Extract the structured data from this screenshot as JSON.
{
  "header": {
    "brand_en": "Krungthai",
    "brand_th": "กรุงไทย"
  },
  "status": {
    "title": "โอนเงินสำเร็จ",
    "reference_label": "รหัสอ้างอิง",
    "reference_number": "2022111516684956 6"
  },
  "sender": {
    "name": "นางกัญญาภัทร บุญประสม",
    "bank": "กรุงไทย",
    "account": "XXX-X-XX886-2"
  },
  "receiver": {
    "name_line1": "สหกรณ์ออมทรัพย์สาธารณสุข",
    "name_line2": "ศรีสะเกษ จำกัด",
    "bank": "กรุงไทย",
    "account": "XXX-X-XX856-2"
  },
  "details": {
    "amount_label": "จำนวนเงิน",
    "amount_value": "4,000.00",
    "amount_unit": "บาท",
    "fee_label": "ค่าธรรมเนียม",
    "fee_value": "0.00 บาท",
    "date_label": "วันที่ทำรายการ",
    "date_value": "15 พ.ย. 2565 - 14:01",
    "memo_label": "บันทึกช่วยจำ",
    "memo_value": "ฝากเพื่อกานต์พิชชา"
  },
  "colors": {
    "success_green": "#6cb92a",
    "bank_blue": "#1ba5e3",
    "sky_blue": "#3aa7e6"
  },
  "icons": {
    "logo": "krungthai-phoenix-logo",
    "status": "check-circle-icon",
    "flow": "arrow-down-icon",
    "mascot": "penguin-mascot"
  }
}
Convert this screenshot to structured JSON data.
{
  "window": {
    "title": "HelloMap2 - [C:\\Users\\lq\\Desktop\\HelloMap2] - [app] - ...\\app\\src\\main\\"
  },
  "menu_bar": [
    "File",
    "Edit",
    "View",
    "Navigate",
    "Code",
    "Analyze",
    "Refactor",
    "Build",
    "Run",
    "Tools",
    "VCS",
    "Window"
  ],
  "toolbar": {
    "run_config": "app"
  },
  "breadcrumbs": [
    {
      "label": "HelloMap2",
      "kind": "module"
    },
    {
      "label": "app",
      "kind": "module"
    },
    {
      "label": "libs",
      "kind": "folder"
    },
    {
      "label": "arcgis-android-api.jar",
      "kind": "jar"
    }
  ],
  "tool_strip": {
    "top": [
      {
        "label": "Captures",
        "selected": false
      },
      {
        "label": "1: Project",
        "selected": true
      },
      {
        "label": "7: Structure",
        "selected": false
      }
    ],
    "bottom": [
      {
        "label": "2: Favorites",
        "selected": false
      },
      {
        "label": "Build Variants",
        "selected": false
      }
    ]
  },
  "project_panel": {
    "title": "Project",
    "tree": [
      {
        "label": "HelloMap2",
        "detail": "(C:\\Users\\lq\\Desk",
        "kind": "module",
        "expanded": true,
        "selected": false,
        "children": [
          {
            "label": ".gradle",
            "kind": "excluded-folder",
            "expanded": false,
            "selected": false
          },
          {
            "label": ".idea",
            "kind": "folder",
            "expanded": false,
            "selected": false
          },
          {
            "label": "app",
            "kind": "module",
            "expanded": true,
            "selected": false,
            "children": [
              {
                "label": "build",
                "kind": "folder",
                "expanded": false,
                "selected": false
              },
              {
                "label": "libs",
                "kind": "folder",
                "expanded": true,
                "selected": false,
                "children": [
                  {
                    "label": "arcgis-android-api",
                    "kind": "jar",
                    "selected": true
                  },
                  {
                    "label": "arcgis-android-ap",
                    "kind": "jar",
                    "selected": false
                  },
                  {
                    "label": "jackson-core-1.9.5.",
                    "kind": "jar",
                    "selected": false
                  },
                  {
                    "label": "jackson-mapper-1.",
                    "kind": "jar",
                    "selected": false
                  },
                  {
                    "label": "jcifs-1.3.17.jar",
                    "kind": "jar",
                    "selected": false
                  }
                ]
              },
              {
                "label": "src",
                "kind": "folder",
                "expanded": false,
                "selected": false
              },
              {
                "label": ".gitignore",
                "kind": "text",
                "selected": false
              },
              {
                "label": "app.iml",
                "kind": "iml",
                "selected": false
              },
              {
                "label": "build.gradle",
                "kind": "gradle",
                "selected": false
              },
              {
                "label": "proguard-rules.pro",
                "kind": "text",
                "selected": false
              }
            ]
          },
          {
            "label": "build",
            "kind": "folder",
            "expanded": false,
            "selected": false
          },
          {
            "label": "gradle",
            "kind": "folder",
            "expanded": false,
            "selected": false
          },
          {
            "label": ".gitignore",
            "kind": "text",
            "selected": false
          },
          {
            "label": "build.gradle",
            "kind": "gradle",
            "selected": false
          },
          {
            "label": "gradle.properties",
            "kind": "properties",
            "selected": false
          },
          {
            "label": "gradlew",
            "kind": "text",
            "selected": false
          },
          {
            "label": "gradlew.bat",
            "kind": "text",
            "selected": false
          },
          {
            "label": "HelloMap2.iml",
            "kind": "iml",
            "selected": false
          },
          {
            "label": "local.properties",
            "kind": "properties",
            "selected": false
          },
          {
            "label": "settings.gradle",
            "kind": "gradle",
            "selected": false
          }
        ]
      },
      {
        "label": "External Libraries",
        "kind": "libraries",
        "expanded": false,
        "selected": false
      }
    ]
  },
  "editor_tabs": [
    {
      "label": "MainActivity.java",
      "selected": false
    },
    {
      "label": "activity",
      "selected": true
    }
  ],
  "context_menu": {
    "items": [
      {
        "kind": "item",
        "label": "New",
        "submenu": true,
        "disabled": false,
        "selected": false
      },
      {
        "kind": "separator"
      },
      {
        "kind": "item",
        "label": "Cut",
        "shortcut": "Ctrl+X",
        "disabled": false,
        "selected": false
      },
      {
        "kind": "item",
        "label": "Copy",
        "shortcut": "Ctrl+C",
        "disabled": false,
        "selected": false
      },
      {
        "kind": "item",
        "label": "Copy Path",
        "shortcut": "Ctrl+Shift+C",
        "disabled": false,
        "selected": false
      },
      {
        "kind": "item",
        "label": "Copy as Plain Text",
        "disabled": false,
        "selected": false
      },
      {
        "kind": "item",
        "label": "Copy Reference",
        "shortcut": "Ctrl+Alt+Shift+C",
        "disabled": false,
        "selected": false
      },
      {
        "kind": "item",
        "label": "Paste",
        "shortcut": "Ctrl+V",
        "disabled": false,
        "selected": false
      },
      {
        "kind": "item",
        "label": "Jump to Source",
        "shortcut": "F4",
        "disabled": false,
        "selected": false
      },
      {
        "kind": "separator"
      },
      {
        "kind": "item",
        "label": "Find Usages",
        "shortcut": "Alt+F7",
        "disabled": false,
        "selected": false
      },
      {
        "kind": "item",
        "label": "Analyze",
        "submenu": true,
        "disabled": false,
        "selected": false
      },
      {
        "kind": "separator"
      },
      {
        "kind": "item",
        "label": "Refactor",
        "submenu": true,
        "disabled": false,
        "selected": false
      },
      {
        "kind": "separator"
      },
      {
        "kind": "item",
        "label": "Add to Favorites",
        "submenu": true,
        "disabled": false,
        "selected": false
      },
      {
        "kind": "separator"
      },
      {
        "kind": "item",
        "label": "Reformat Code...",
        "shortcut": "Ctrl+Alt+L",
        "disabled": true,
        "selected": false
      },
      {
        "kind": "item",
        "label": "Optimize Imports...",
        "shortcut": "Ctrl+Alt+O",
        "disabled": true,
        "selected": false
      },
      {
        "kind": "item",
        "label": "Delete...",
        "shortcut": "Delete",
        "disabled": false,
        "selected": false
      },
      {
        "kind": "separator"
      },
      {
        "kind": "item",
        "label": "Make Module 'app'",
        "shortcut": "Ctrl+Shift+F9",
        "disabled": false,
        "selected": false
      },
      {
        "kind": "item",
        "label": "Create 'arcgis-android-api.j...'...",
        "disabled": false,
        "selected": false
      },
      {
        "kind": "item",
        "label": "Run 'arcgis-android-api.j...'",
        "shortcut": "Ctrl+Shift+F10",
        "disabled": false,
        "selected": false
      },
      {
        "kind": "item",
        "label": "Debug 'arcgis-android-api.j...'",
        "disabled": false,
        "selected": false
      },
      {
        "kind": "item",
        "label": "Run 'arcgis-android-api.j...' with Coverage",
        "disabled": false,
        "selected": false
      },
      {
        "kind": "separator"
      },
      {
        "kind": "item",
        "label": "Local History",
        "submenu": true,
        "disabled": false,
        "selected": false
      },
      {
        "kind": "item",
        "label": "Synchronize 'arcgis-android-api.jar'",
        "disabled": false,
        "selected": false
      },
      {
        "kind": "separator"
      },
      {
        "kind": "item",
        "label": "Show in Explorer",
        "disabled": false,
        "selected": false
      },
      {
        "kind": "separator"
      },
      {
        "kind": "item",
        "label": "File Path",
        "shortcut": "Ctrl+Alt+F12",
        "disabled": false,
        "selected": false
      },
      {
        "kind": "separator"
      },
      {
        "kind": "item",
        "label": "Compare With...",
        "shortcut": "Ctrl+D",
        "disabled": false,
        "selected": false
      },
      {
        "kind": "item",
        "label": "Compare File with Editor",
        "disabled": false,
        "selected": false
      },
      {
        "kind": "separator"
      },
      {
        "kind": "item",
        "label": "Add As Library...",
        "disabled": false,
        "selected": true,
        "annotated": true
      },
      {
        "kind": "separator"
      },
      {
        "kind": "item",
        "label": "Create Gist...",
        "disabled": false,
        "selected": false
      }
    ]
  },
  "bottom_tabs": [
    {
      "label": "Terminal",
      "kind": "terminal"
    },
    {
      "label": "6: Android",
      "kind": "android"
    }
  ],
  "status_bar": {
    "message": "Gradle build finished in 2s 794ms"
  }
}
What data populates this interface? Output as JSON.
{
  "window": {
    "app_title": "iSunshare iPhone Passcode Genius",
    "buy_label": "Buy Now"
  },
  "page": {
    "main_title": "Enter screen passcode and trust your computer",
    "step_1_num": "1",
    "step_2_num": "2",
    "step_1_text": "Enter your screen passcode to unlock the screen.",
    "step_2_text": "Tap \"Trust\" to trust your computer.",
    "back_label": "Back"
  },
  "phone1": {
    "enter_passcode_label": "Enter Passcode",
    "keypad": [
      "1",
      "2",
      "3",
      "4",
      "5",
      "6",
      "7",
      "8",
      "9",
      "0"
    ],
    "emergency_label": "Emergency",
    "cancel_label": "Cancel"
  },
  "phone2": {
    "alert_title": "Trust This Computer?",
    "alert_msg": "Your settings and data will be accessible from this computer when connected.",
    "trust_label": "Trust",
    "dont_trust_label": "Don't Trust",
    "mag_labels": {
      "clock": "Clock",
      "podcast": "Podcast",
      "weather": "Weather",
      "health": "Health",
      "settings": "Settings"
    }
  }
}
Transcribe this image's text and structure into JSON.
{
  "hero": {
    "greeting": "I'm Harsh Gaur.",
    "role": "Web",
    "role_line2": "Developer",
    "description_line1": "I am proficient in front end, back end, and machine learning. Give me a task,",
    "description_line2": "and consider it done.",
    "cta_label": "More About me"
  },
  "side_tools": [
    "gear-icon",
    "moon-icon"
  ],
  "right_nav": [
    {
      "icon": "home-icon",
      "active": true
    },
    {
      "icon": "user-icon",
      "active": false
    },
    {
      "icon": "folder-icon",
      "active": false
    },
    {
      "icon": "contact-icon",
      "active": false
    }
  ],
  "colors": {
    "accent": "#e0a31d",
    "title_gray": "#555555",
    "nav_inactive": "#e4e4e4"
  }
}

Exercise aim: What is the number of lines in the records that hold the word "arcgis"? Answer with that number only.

Result below: 8